In Namundi v. Rocky’s Ace Hardware, LLC, 81 Mass. App. Ct. 665 (Apr. 30, 2012), plaintiffs were severely burned in a flash fire that erupted when vapors from a can of paint stripper were ignited by the hot water heater in plaintiffs’ basement. The label had a warning printed on the bottom that had the words “DANGER!” and “POISON!” in large capital letters, illustrated with a skull and crossbones. Following those words, the label stated in still-capitalized, but somewhat smaller, letters, “EXTREMELY FLAMMABLE. MAY BE FATAL OR CAUSE BLINDNESS IF SWALLOWED. VAPOR HARMFUL. SKIN AND EYE IRRITANT. Read other cautions and HEALTH HAZARD INFORMATION on back panel.”

Plaintiffs sued the retailer and manufacturer of the paint stripper in Massachusetts Superior Court alleging the stripper was improperly labeled, defectively designed and unreasonably dangerous.

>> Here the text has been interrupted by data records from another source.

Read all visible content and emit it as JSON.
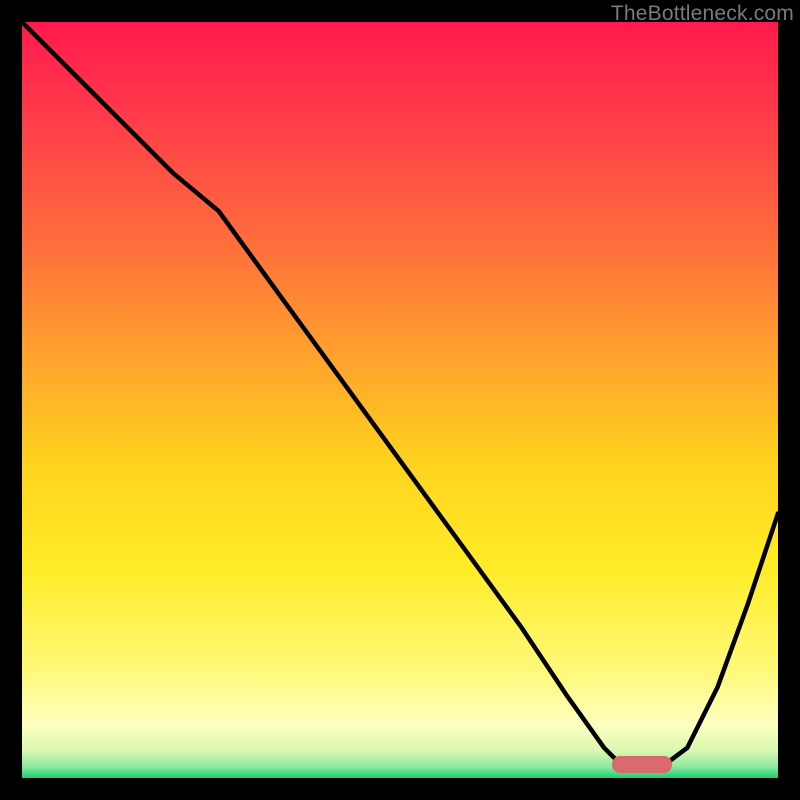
{
  "watermark": "TheBottleneck.com",
  "colors": {
    "gradient_stops": [
      {
        "y": 0.0,
        "c": "#ff1a4d"
      },
      {
        "y": 0.12,
        "c": "#ff3a4a"
      },
      {
        "y": 0.28,
        "c": "#ff6a3d"
      },
      {
        "y": 0.44,
        "c": "#ffa12e"
      },
      {
        "y": 0.58,
        "c": "#ffd21e"
      },
      {
        "y": 0.72,
        "c": "#ffec26"
      },
      {
        "y": 0.86,
        "c": "#fff97a"
      },
      {
        "y": 0.93,
        "c": "#fdffc0"
      },
      {
        "y": 0.965,
        "c": "#d8f7b0"
      },
      {
        "y": 0.985,
        "c": "#8deaa0"
      },
      {
        "y": 1.0,
        "c": "#17d070"
      }
    ],
    "curve": "#000000",
    "marker": "#d96a6f",
    "bg": "#000000"
  },
  "chart_data": {
    "type": "line",
    "title": "",
    "xlabel": "",
    "ylabel": "",
    "xlim": [
      0,
      100
    ],
    "ylim": [
      0,
      100
    ],
    "grid": false,
    "legend": false,
    "series": [
      {
        "name": "bottleneck-curve",
        "x": [
          0,
          10,
          20,
          26,
          34,
          42,
          50,
          58,
          66,
          72,
          77,
          80,
          84,
          88,
          92,
          96,
          100
        ],
        "y": [
          100,
          90,
          80,
          75,
          64,
          53,
          42,
          31,
          20,
          11,
          4,
          1,
          1,
          4,
          12,
          23,
          35
        ]
      }
    ],
    "annotations": [
      {
        "type": "marker-bar",
        "x_start": 78,
        "x_end": 86,
        "y": 0.7,
        "height": 2.2
      }
    ]
  }
}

The trial court directed a verdict for defendant on the failure-to-warn claim, ruling that the labeling complied with the Federal Hazardous Substances Act (“FHSA”), 15 U.S.C. §§ 1261 et. seq. (2006), and the jury found defendants not liable on the design defect claim. After denial of their motion for a new trial, plaintiffs appealed, arguing that the label did not comply with the FHSA and its regulations. Plaintiffs asserted that: (1) by capitalizing the word “poison” and making it larger than the word “flammable,” defendant improperly used “poison” as a “signal word” causing plaintiffs to discount the balance of the warning as simply an explanation of the product’s poisonous qualities; and (2) a specific warning about the flammability of the vapor, as distinguished from the stripper itself, should have been placed on the label in the principal display panel.

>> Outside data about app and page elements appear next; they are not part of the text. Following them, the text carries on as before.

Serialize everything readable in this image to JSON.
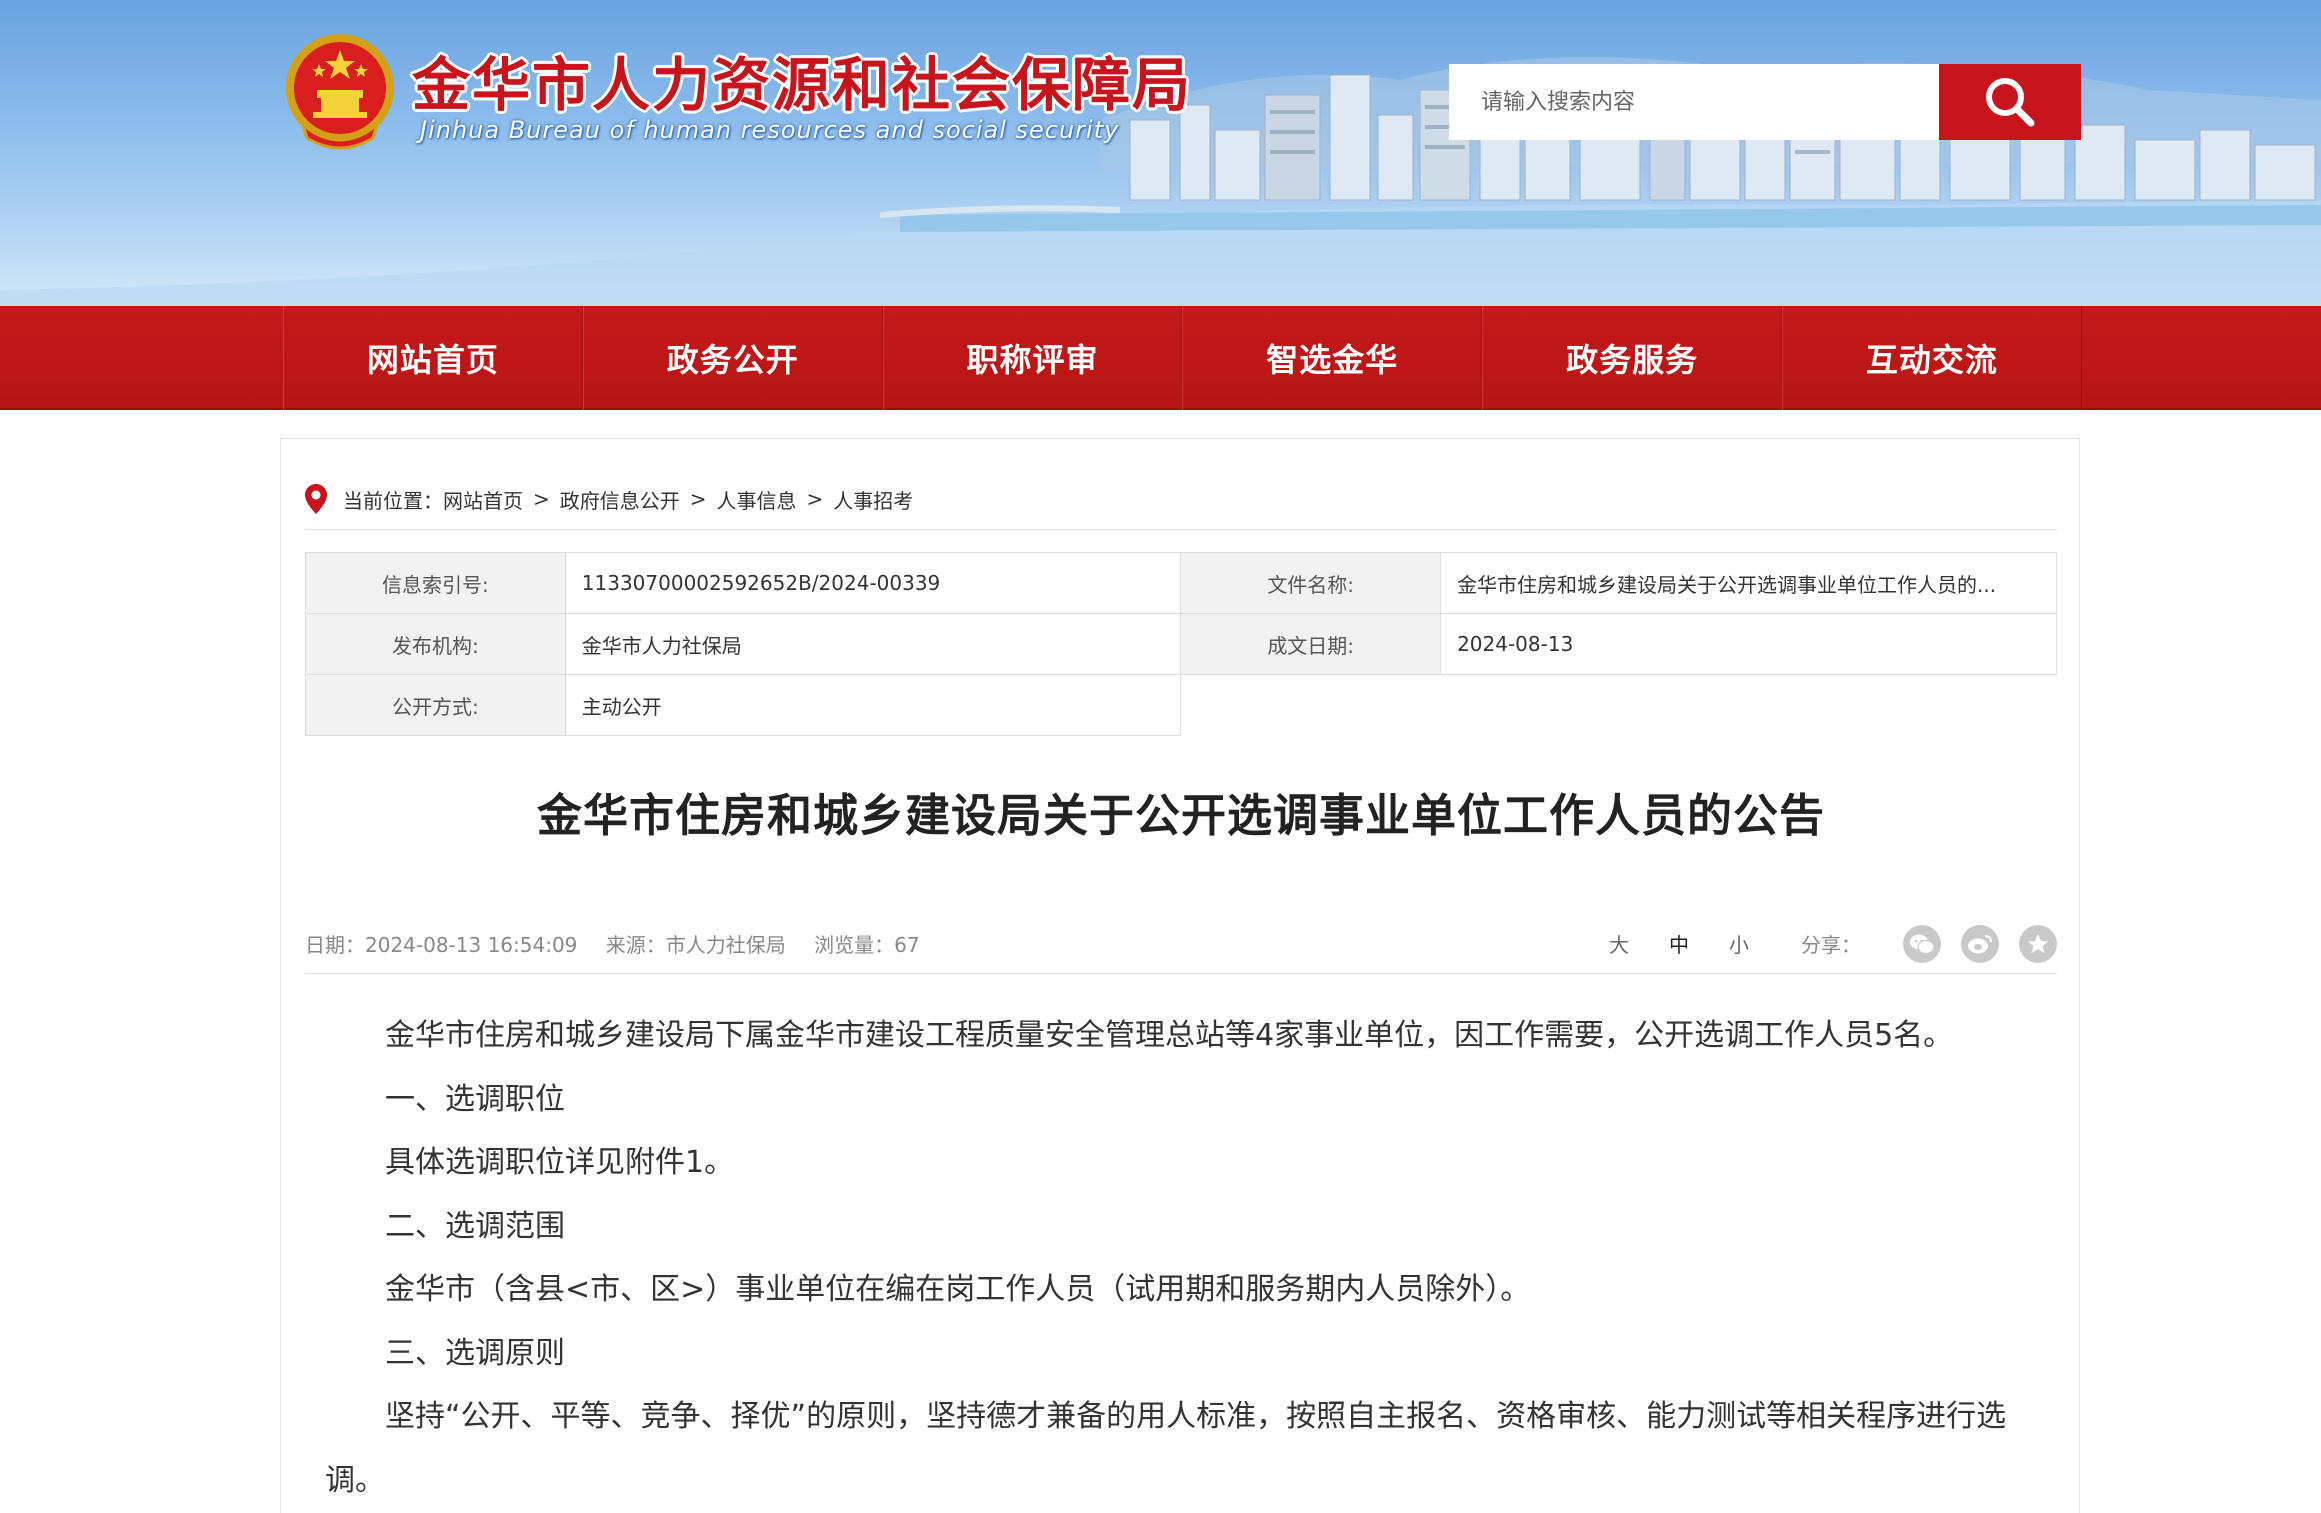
{
  "header": {
    "site_title": "金华市人力资源和社会保障局",
    "site_subtitle": "Jinhua Bureau of human resources and social security",
    "search_placeholder": "请输入搜索内容",
    "emblem_icon": "national-emblem-icon",
    "search_icon": "search-icon"
  },
  "nav": {
    "items": [
      {
        "label": "网站首页"
      },
      {
        "label": "政务公开"
      },
      {
        "label": "职称评审"
      },
      {
        "label": "智选金华"
      },
      {
        "label": "政务服务"
      },
      {
        "label": "互动交流"
      }
    ]
  },
  "breadcrumb": {
    "prefix": "当前位置：",
    "items": [
      "网站首页",
      "政府信息公开",
      "人事信息",
      "人事招考"
    ],
    "separator": ">"
  },
  "meta": {
    "index_label": "信息索引号:",
    "index_value": "11330700002592652B/2024-00339",
    "filename_label": "文件名称:",
    "filename_value": "金华市住房和城乡建设局关于公开选调事业单位工作人员的...",
    "publisher_label": "发布机构:",
    "publisher_value": "金华市人力社保局",
    "date_label": "成文日期:",
    "date_value": "2024-08-13",
    "method_label": "公开方式:",
    "method_value": "主动公开"
  },
  "article": {
    "title": "金华市住房和城乡建设局关于公开选调事业单位工作人员的公告",
    "date": "日期：2024-08-13 16:54:09",
    "source": "来源：市人力社保局",
    "views": "浏览量：67",
    "font_large": "大",
    "font_medium": "中",
    "font_small": "小",
    "share_label": "分享：",
    "paragraphs": [
      "金华市住房和城乡建设局下属金华市建设工程质量安全管理总站等4家事业单位，因工作需要，公开选调工作人员5名。",
      "一、选调职位",
      "具体选调职位详见附件1。",
      "二、选调范围",
      "金华市（含县<市、区>）事业单位在编在岗工作人员（试用期和服务期内人员除外）。",
      "三、选调原则",
      "坚持“公开、平等、竞争、择优”的原则，坚持德才兼备的用人标准，按照自主报名、资格审核、能力测试等相关程序进行选调。"
    ]
  },
  "colors": {
    "brand_red": "#c8151d",
    "nav_red": "#b81414"
  }
}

Making extensive reference to specific regulations under the FHSA, the Massachusetts Appeals Court rejected both of plaintiffs’ arguments. First, the court held that although the regulations are unclear as to whether “poison” may be used as a signal word, it was undisputed that the regulations required the word to appear on the label in capital letters and there was no prohibition against capitalizing the word, whether classified as a signal word or not. The court also rejected plaintiffs’ argument that, pursuant to a regulation requiring all label statements of principal hazard to appear in the same size and style, the word “poison” should have been the same size as “flammable” so that neither hazard would be emphasized to the detriment of the other. The court found the regulation cited by plaintiffs inapplicable because “poison” was not a “principal hazard” under the regulatory scheme; rather, it fell under the separate category of “other cautionary material,” which includes all labeling statements other than “signal words” or “statements of principal hazard(s).”

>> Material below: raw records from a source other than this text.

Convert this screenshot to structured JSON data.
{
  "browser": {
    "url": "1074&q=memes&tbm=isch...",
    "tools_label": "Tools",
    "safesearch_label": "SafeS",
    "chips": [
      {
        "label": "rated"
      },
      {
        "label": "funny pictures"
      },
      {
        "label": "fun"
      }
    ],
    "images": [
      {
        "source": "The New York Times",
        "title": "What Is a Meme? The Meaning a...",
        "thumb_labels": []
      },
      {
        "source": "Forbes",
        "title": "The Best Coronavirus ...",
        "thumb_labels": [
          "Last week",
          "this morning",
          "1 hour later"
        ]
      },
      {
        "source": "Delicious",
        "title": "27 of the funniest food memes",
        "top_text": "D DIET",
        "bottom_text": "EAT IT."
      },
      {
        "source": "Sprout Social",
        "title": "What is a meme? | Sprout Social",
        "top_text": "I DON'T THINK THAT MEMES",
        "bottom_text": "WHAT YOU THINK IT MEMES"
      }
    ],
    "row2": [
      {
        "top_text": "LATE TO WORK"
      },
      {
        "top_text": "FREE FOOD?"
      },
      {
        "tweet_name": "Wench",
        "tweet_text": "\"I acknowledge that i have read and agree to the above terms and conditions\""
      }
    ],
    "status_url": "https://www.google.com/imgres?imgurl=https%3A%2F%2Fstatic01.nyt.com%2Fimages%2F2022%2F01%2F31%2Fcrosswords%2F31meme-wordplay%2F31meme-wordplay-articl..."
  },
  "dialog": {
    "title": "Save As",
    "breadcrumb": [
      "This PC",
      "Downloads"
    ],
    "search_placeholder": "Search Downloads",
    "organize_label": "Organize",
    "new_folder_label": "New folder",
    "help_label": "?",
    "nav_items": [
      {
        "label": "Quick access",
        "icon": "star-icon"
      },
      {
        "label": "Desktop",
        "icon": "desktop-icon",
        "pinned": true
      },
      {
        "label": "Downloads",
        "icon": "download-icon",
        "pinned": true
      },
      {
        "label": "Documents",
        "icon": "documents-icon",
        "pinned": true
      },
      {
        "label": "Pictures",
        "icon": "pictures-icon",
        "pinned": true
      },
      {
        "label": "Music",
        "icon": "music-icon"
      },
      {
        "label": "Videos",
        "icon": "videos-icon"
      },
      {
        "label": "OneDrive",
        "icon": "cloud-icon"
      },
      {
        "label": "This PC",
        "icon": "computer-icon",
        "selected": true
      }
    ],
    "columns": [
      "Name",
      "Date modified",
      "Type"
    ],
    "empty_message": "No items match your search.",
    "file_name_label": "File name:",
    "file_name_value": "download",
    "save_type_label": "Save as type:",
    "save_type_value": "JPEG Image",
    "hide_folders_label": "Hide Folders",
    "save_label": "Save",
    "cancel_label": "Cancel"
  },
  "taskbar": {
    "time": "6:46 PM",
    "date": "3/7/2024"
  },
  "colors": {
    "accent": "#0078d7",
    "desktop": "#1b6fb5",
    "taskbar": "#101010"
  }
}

Turning to plaintiffs’ second argument, the court held the FHSA did not require specific warnings concerning vapor flammability to appear on the primary display panel, citing and following a decision of the United States Court of Appeals for the First Circuit in a similar case. In that case, the court held that a flammable cleaning agent’s labeling was sufficient where the container’s label stated that the cleaner was “EXTREMELY FLAMMABLE,” and provided additional warnings concerning the build-up of vapors on a different display panel. Here, the label explicitly stated in capital letters in the principal display panel that the stripper was “EXTREMELY FLAMMABLE” and further directed the reader to the back panel where vapor flammability was exhaustively explained. The fact that the stripper was flammable in different material states, or that some states are more flammable than others, did not render each physical state a distinct “principal hazard” that must be warned against in the principal display panel. Such a requirement is not found in the current regulatory scheme, and to the extent the Consumer Product Safety Commission determines that amplified or more specific warnings should be required, the FHSA provides the Commission with authority to so require.